I feel there is a mutual and symbiotic relationship between the long and the short game. Practicing short game more has really helped me swing all the other clubs with better tempo and rhythm, bunker play I feel is especially helpful in this regard for some reason.
However, if you're a high handicapper, it would behoove you to practice more on your long game mechanics and technique in my opinion. Learning to use the correct mechanics and establishing proper contact goes a long way in lowering your handicap.
It's different for every player and what level he/she is at.
Agree 100% about option 2. The progress I've seen (from 110s to one round in the 70s in about 2.5 years) has been based on a lesson every 2 or 3 months (I've probably had about 13 lessons). The progress is generally as such:
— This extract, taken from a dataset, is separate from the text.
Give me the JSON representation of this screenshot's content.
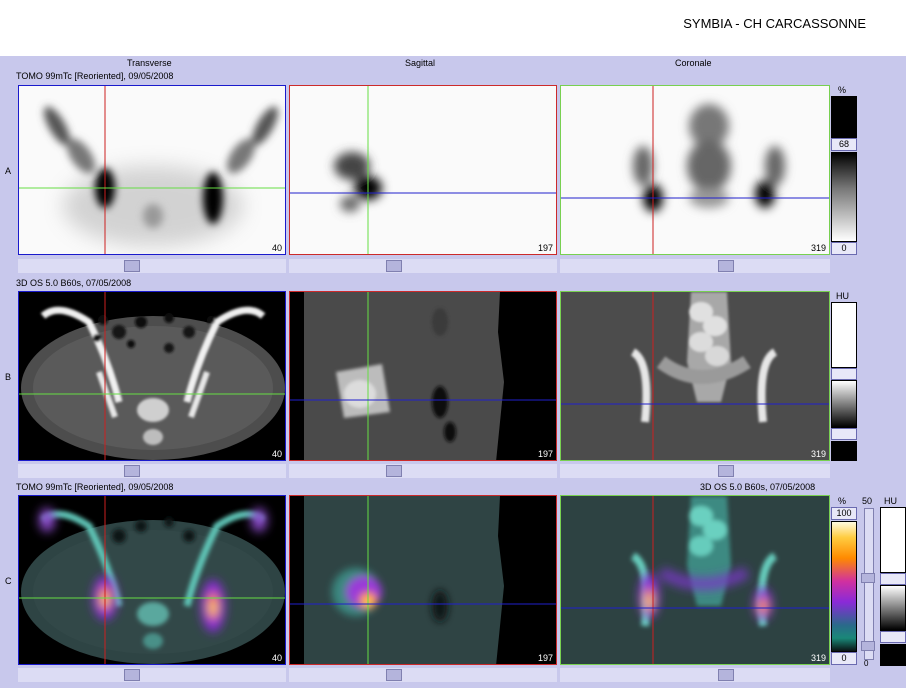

1- something to work on. Talk heaps in the lesson about many ways of doing it (for me it has been mainly centered hip turn on the back swing, then about how to coordinate the hip turn etc).
2- practice, play, implement etc. Progress tends to start strong then level off (unsurprising)
3- when I no longer understand why the bad shots are happening go back to the lesson. This hasn't involved repeating more than 25% of the previous lesson, i.e. each lesson is at least 75% 'new' stuff.
This progress wouldn't work for weekly lessons. Wouldn't have enough time to make proper changes, would probably detract from the time I have to devote to playing, and I think would end up in the coach over-complicating things due to the activity bias of being involved in a lesson. Ie I'm here, better give me something to work on, even if I didn't need anything new.